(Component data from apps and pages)
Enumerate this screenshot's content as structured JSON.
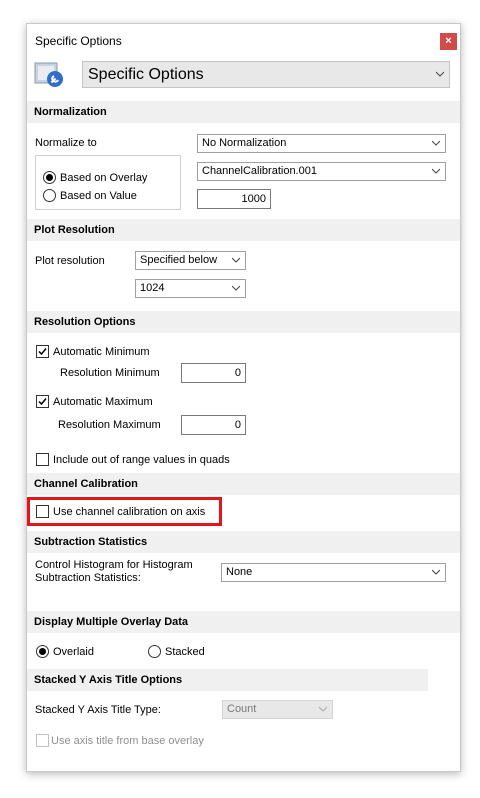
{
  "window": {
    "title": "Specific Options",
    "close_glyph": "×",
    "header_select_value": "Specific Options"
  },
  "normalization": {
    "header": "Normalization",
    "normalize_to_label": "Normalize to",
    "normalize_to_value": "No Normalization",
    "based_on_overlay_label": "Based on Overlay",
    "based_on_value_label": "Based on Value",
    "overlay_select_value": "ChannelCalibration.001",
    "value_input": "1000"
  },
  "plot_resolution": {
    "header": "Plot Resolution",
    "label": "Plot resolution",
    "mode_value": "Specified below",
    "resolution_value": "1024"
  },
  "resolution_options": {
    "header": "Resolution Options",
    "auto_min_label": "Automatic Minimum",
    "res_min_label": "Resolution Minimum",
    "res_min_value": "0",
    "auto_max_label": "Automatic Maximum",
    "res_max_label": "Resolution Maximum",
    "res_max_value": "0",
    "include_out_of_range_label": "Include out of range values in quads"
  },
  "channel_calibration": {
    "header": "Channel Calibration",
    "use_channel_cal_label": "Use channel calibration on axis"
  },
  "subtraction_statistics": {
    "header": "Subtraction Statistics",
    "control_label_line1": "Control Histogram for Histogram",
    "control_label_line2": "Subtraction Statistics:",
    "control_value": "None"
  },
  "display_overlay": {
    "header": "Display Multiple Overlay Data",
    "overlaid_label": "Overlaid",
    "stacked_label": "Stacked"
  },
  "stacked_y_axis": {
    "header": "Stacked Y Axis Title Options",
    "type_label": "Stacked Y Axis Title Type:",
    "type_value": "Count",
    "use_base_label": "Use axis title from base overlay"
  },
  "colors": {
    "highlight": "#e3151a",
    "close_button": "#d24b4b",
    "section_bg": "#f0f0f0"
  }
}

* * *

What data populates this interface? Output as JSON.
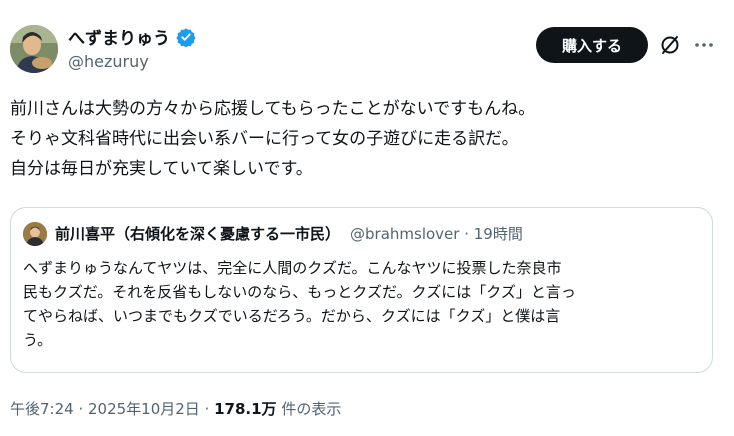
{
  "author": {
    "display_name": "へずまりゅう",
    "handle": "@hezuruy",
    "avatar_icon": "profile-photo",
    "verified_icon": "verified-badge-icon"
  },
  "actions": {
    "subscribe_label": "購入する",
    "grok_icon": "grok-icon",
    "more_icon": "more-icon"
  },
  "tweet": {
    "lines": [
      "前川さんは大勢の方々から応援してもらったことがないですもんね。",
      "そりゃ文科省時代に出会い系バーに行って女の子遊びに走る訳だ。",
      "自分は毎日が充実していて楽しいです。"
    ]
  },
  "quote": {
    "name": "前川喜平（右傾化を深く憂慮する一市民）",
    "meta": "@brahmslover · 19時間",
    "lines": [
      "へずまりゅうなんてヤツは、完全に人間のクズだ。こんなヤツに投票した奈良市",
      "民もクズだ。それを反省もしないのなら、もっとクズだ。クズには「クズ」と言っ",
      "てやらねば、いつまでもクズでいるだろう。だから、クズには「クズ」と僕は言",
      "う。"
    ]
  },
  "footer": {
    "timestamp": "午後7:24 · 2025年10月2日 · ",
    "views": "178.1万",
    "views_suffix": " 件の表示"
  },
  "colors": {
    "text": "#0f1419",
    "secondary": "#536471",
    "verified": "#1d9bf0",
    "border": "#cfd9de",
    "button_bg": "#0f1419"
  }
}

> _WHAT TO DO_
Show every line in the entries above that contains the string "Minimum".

> _FINAL ANSWER_
    "auto_min_label": "Automatic Minimum",
    "res_min_label": "Resolution Minimum",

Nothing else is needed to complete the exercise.